Find the string "this" in the records. Copy every line it appears in.

══════════

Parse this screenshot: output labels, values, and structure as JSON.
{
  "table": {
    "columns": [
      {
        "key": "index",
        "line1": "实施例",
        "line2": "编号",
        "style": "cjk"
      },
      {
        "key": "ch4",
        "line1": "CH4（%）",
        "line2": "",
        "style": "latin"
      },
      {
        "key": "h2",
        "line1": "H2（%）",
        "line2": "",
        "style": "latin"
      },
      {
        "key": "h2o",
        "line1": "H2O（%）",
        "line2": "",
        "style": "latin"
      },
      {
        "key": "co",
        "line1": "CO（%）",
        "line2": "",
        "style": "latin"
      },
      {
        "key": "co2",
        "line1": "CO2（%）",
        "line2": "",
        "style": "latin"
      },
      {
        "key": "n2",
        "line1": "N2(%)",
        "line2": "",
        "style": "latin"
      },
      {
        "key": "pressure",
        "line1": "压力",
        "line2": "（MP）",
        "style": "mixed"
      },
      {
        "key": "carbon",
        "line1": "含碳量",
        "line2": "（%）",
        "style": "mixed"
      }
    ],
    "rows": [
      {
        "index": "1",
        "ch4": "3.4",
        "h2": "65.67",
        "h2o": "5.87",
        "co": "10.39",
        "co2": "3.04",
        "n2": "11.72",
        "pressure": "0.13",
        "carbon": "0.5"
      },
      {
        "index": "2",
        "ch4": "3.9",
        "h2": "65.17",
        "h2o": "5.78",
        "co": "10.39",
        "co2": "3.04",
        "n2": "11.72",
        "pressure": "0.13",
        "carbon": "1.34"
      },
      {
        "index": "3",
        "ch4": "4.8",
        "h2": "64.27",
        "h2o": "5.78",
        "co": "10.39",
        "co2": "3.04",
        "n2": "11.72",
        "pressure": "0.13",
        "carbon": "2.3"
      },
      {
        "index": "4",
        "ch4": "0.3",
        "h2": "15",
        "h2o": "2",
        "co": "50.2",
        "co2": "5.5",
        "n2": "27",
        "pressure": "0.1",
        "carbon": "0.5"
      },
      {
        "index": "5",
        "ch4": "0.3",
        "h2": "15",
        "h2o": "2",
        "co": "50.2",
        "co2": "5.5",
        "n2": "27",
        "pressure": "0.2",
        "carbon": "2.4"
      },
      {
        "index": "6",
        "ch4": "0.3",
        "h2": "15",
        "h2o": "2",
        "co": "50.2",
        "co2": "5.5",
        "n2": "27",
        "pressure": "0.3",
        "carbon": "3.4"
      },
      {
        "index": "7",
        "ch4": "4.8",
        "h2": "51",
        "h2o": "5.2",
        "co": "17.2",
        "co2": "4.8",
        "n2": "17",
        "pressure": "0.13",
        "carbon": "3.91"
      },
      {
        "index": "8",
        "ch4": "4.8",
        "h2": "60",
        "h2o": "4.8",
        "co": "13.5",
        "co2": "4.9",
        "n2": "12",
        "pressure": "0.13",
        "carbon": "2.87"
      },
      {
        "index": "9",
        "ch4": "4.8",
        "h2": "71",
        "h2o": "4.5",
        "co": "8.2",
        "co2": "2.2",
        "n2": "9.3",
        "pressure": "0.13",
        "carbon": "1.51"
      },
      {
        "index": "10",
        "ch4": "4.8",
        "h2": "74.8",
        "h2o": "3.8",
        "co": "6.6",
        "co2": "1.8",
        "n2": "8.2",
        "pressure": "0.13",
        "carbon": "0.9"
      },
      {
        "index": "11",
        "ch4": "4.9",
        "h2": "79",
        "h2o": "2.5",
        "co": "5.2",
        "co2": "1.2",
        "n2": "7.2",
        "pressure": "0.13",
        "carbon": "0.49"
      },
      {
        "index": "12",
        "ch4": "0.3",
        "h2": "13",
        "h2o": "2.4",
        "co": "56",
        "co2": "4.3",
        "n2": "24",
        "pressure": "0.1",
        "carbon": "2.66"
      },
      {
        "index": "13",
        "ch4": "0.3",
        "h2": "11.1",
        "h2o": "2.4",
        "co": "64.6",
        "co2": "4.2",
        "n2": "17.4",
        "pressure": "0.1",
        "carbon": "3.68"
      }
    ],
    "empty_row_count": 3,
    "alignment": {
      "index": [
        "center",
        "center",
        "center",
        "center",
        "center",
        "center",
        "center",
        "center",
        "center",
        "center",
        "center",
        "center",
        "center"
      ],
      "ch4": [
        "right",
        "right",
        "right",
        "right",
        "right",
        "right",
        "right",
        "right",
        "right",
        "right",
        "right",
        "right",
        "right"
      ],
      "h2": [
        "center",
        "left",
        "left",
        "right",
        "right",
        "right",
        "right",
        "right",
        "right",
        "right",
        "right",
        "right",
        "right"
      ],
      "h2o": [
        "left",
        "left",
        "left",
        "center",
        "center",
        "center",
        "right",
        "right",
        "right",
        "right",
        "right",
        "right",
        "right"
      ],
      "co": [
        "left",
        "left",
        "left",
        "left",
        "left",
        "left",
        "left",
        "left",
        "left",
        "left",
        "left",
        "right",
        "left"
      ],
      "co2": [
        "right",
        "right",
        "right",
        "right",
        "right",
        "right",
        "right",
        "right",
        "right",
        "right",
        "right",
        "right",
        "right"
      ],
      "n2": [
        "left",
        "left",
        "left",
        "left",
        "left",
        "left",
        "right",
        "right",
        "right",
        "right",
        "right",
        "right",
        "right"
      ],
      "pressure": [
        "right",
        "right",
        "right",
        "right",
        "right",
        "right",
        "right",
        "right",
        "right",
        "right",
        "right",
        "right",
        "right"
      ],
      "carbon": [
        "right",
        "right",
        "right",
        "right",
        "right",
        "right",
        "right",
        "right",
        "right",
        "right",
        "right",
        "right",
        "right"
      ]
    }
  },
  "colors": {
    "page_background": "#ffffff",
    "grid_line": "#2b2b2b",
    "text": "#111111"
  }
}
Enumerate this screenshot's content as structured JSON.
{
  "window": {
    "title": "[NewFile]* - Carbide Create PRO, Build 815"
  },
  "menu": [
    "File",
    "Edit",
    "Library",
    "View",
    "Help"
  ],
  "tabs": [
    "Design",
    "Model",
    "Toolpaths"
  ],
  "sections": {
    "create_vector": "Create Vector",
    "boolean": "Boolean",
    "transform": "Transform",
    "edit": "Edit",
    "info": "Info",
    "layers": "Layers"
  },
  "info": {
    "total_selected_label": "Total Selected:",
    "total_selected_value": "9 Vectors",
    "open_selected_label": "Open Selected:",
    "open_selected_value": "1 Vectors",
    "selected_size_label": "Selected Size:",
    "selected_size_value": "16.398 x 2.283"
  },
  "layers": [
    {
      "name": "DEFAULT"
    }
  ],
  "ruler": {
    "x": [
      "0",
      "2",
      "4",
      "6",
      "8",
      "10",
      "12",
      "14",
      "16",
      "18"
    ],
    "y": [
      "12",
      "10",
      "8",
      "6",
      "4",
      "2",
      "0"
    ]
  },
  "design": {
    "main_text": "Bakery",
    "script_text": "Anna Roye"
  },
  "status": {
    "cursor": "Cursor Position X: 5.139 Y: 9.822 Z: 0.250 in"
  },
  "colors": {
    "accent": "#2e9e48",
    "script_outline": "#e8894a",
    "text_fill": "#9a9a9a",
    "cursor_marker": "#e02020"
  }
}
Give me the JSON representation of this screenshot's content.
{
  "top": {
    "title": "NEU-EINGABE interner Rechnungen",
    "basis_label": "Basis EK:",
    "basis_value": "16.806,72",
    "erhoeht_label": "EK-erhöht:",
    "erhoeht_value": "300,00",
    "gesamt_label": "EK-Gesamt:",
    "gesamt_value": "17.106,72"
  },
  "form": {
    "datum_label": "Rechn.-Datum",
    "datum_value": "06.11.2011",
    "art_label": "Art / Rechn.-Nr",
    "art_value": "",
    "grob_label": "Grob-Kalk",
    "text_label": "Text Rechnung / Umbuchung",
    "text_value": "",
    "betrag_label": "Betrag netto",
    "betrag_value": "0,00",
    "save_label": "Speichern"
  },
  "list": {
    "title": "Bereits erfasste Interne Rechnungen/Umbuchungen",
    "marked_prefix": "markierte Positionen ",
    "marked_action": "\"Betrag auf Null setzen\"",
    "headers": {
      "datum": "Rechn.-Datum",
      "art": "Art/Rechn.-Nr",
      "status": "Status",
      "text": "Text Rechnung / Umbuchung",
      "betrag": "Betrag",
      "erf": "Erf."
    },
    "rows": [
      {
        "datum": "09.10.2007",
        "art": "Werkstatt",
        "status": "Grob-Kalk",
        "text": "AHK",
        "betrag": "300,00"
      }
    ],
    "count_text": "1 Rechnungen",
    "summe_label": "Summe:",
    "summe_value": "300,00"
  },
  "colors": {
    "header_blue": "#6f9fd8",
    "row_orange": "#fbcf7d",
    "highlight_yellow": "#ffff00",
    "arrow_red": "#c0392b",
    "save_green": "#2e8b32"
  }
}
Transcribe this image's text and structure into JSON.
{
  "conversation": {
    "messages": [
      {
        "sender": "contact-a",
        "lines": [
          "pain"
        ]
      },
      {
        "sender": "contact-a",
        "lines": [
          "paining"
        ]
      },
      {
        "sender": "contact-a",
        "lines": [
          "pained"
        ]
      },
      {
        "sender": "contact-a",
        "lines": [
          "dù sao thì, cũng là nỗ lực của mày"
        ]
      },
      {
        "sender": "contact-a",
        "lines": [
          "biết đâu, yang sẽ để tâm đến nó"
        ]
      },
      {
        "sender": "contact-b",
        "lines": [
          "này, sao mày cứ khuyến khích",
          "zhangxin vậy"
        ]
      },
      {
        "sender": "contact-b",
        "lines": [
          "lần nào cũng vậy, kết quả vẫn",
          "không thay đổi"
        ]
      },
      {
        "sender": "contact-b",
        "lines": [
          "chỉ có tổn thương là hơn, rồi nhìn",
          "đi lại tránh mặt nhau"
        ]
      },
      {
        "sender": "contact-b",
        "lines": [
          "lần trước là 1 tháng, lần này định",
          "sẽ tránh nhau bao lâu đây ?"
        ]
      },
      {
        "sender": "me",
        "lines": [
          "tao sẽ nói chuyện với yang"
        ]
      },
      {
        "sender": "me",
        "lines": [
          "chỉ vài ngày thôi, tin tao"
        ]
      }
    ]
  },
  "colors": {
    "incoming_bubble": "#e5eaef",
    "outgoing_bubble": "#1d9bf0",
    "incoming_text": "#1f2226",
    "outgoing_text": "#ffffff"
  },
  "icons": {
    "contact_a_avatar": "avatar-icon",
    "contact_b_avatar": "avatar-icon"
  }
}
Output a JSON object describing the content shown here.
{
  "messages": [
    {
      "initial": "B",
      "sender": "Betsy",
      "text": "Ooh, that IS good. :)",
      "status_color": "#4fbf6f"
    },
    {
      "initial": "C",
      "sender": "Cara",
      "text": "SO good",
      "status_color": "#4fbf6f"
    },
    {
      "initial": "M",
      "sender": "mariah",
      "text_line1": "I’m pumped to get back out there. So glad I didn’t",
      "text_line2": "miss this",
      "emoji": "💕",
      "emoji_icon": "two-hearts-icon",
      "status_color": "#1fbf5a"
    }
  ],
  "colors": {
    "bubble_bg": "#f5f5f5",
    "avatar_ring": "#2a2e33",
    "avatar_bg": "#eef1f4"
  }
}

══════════

Solved problem
Parse this screenshot: output labels, values, and structure as JSON.
Enumerate this screenshot's content as structured JSON.
Give me the JSON representation of this screenshot's content.
Transcribe this image's text and structure into JSON.
      "text_line2": "miss this",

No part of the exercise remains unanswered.